Every time we’ve exhibited the triptych it has evoked accolades. In 2003 it won a First Place in the Scranton Summer Solstice exhibit.
We live in an area with so many old apple trees that we think it must have been an orchard at one time. No apple trees are in our yard but a neighbor half a mile down the road lets us take all we want. Most years the fruit is gnarled and wormy but this is one of the good years. This afternoon Jay and I picked about 25 pounds of crisp apples from two different trees, one with speckled yellow fruit, the other just ripening to red.
In late August and in September during our Sunday walks we picked up apples from the ground: Whitney crabs, I think the small ones were, and large, soft, apples we can’t identify. We must have eaten a bushel of the big apples, enjoying them raw, sauteed as a supper side dish, cooked into chunky and pureed applesauce, and baked into desserts.
A raw apple coffeecake handed on by my mom or aunt from their neighbor, Jean Noonan, is sweet enough for dessert. Whenever I bake it I think of all three women, now deceased. I add twenty-five per cent more apples than the original recipe calls for and add nuts to the brown sugar and cinnamon topping. A couple weeks ago I used black walnuts, which made the cake extra delicious.
An easy way to use lots of apples is in apple crisp. Since I tend to bake desserts only on Saturday, I fill a 9″x13″ pan so it lasts well into the week. Our secret to keeping the topping crisp for several days is to only loosely cover the baking dish before refrigerating it.
Early one evening as the sun sank behind trees, it cast both light and shadows on a bowl of apples. The lowering sun reminds me that autumn’s first frost will soon end the growing season. Jay and I hope we get to pick some of the latest bearing apples before any hard frost so that we can savor autumn’s sweetness for another month or so.
Next Saturday is the Scranton-Wilkes Barre Walk to End Alzheimer’s. This is the fourth year I’ve led a team on the Walk. The Striders of the Purple Sage are a hardy bunch who have a good time when we Walk together. Our daughter, son-in-law and grand-daughter will walk simultaneously in Orlando FL, connecting electronically during the morning.
We walk in memory of my mother, Rita Otting Frost, who died with Alzheimer’s Disease four years ago. Jay and I walk to honor our friend Claire and others living with Alzheimer’s Disease. Also we walk to raise awareness about the disease’s effects on society and to raise funds for the Alzheimer Association. An association support group and their educational services were of great help to my father during my mother’s illness. That service affected even me living 1000 miles away.
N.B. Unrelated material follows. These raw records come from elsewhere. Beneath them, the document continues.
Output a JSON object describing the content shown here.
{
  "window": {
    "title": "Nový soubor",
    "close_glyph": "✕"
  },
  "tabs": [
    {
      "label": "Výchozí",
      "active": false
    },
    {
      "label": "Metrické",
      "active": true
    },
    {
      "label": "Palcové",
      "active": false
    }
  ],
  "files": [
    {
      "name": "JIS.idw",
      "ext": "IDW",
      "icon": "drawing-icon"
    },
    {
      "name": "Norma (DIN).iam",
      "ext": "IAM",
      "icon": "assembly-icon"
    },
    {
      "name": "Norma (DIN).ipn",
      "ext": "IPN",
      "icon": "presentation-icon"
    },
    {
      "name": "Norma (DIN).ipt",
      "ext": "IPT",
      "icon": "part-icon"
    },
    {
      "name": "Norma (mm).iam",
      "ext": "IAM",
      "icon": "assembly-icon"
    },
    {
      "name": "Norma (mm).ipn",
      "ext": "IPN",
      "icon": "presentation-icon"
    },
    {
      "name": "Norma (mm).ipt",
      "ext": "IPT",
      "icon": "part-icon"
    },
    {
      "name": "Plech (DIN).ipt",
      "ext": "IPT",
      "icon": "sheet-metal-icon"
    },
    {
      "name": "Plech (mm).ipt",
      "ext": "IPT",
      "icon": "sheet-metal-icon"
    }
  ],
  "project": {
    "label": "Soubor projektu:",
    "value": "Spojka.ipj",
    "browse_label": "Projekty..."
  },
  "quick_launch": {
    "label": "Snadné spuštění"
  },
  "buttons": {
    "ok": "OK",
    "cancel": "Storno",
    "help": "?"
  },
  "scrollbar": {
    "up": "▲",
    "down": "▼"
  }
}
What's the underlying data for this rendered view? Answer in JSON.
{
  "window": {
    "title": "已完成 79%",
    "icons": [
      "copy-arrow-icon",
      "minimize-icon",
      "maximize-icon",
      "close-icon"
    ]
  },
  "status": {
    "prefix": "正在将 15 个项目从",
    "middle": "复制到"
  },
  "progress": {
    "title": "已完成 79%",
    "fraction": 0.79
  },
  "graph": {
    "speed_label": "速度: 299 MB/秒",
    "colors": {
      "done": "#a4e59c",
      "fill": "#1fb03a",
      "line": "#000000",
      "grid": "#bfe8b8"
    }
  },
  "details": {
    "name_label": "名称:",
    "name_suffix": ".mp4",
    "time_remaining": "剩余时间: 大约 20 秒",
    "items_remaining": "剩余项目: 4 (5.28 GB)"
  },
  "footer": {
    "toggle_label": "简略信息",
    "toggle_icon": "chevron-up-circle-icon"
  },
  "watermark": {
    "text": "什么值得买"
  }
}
Here in Pennsylvania Jay and I have also from time to time contributed glass to the Northeastern Region Alzheimer’s Association spring fundraiser. “An Affair to Remember” is true to it’s name, a lovely evening with silent art auction, basket raffle, and speaker accompanied by hors-d’oeuvres. In 2011 two fused glass dishes were sold to the highest bidder. The red, amber, and olive pasta bowl had been made entirely of frit on a clear base. The short oval dish had purple and red cut pieces against an amber background.
After having reached this year’s Walk fund-raising goal during the summer, I raised it and still have $30 to reach the higher goal. Jay has $10 to get to his goal. You can contribute to a great cause at his Walk web page or at mine or to anyone on the team, which is about $300 short.
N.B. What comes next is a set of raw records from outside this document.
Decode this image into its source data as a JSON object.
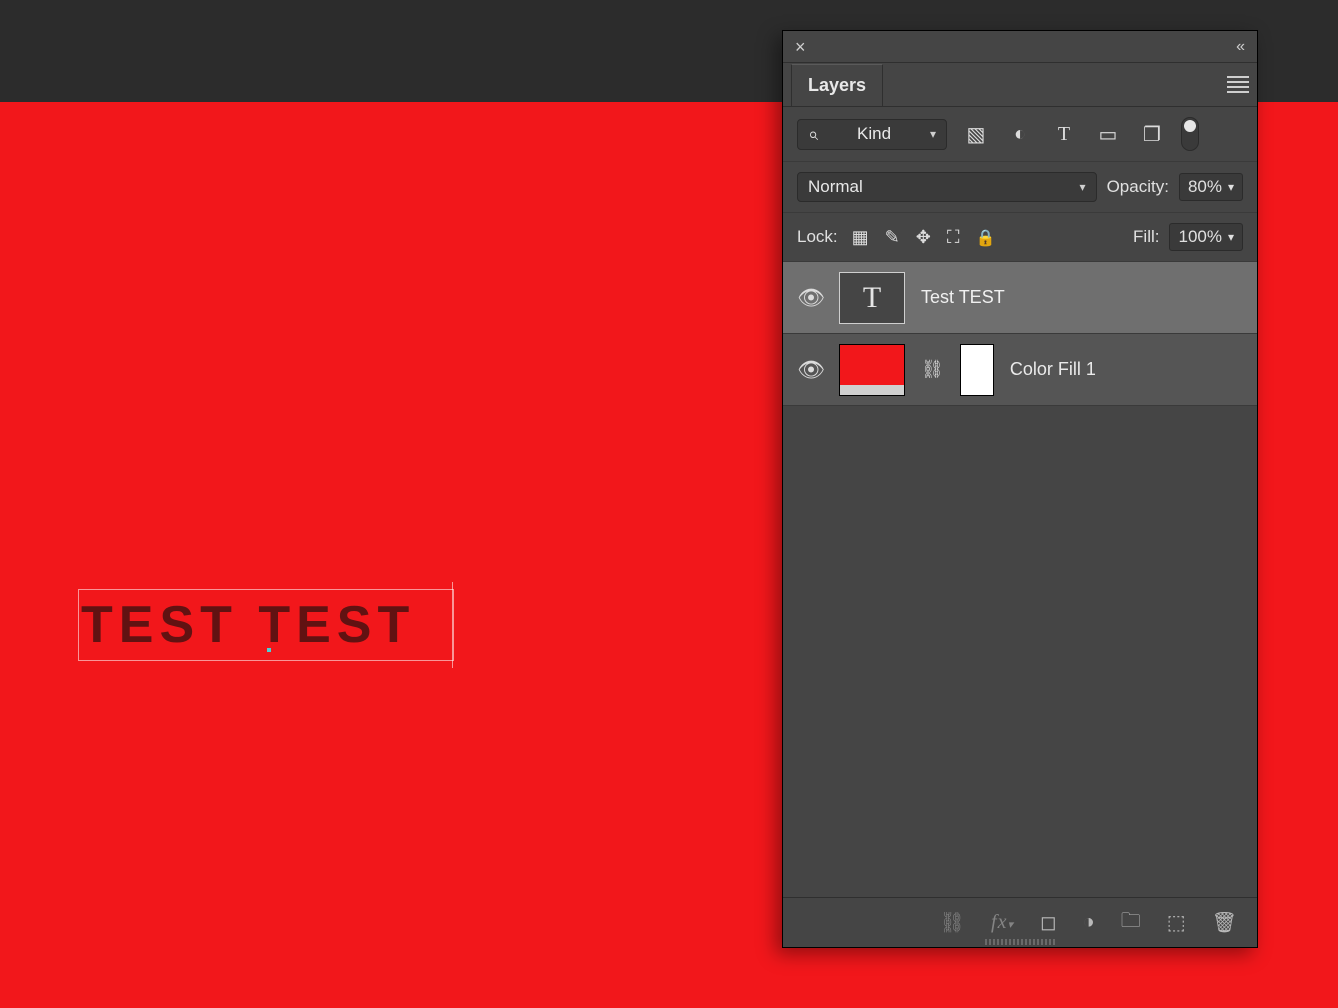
{
  "canvas": {
    "background_color": "#f2171b",
    "text_layer_content": "TEST TEST"
  },
  "panel": {
    "tab_label": "Layers",
    "filter": {
      "kind_label": "Kind"
    },
    "blend": {
      "mode": "Normal",
      "opacity_label": "Opacity:",
      "opacity_value": "80%"
    },
    "lock": {
      "label": "Lock:",
      "fill_label": "Fill:",
      "fill_value": "100%"
    },
    "layers": [
      {
        "name": "Test TEST",
        "type": "text",
        "visible": true,
        "selected": true
      },
      {
        "name": "Color Fill 1",
        "type": "fill",
        "visible": true,
        "selected": false
      }
    ]
  }
}
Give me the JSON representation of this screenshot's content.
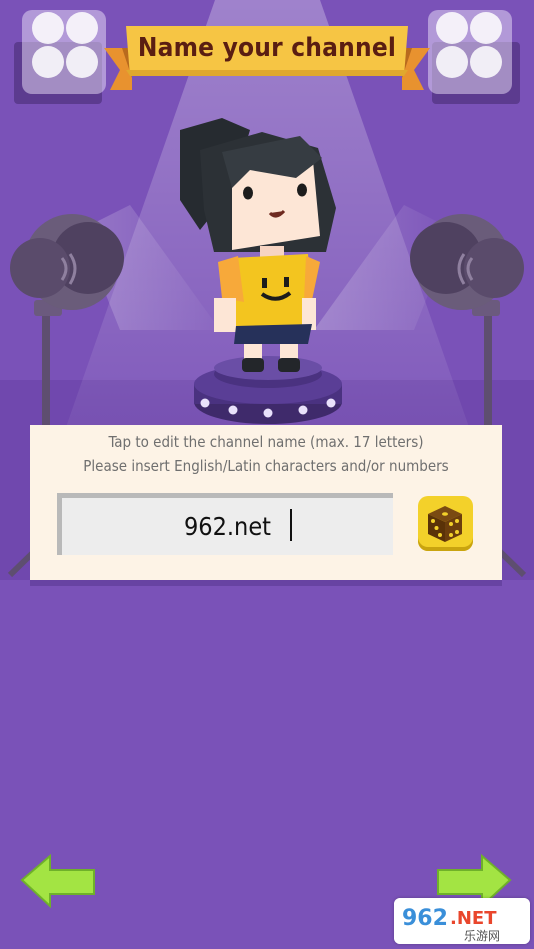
{
  "header": {
    "title": "Name your channel"
  },
  "panel": {
    "hint_line_1": "Tap to edit the channel name (max. 17 letters)",
    "hint_line_2": "Please insert English/Latin characters and/or numbers",
    "channel_name_value": "962.net",
    "channel_name_maxlength": "17"
  },
  "buttons": {
    "randomize_icon": "dice-icon",
    "back_icon": "arrow-left-icon",
    "next_icon": "arrow-right-icon"
  },
  "watermark": {
    "text": "962.NET 乐游网"
  },
  "colors": {
    "background": "#7a52b8",
    "banner": "#f6c544",
    "banner_ribbon": "#e8922f",
    "title_text": "#5a1e12",
    "panel": "#fdf3e6",
    "arrow": "#a3e443",
    "dice": "#f3d12a",
    "shirt": "#f3c51f"
  }
}
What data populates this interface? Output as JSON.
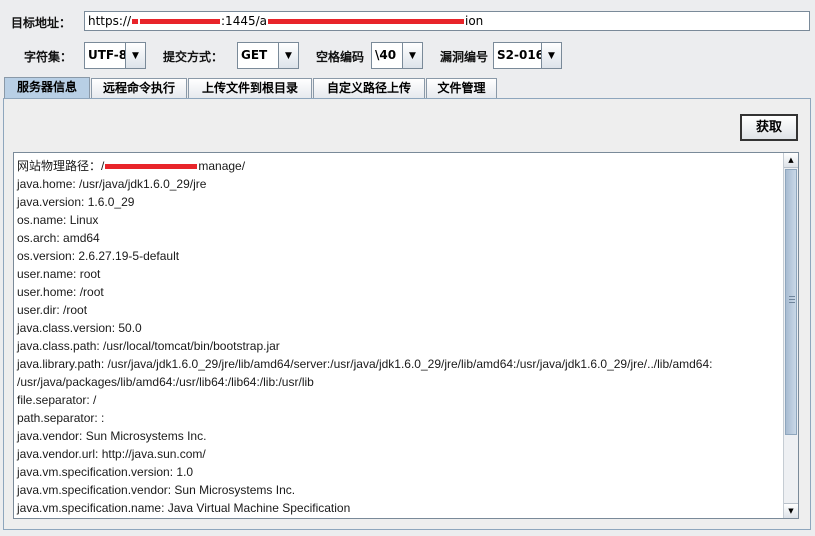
{
  "form": {
    "target_label": "目标地址：",
    "url_prefix": "https://",
    "url_mid": ":1445/a",
    "url_suffix": "ion",
    "charset_label": "字符集：",
    "charset_value": "UTF-8",
    "method_label": "提交方式：",
    "method_value": "GET",
    "space_label": "空格编码",
    "space_value": "\\40",
    "vuln_label": "漏洞编号",
    "vuln_value": "S2-016"
  },
  "tabs": [
    {
      "label": "服务器信息"
    },
    {
      "label": "远程命令执行"
    },
    {
      "label": "上传文件到根目录"
    },
    {
      "label": "自定义路径上传"
    },
    {
      "label": "文件管理"
    }
  ],
  "fetch_button": "获取",
  "output": {
    "path_label": "网站物理路径：/",
    "path_suffix": "manage/",
    "lines": [
      "java.home: /usr/java/jdk1.6.0_29/jre",
      "java.version: 1.6.0_29",
      "os.name: Linux",
      "os.arch: amd64",
      "os.version: 2.6.27.19-5-default",
      "user.name: root",
      "user.home: /root",
      "user.dir: /root",
      "java.class.version: 50.0",
      "java.class.path: /usr/local/tomcat/bin/bootstrap.jar",
      "java.library.path: /usr/java/jdk1.6.0_29/jre/lib/amd64/server:/usr/java/jdk1.6.0_29/jre/lib/amd64:/usr/java/jdk1.6.0_29/jre/../lib/amd64:",
      "/usr/java/packages/lib/amd64:/usr/lib64:/lib64:/lib:/usr/lib",
      "file.separator: /",
      "path.separator: :",
      "java.vendor: Sun Microsystems Inc.",
      "java.vendor.url: http://java.sun.com/",
      "java.vm.specification.version: 1.0",
      "java.vm.specification.vendor: Sun Microsystems Inc.",
      "java.vm.specification.name: Java Virtual Machine Specification"
    ]
  },
  "icons": {
    "dropdown": "chevron-down-icon",
    "scroll_up": "arrow-up-icon",
    "scroll_down": "arrow-down-icon"
  },
  "colors": {
    "redaction": "#e8242a",
    "active_tab": "#b8cfe5"
  }
}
The Walk is part effort and part joy. Finding a cure and ways to prevent Alzheimer’s requires both concerted effort and creativity, much like our glass work. With creative efforts we can end Alzheimer’s one step at a time.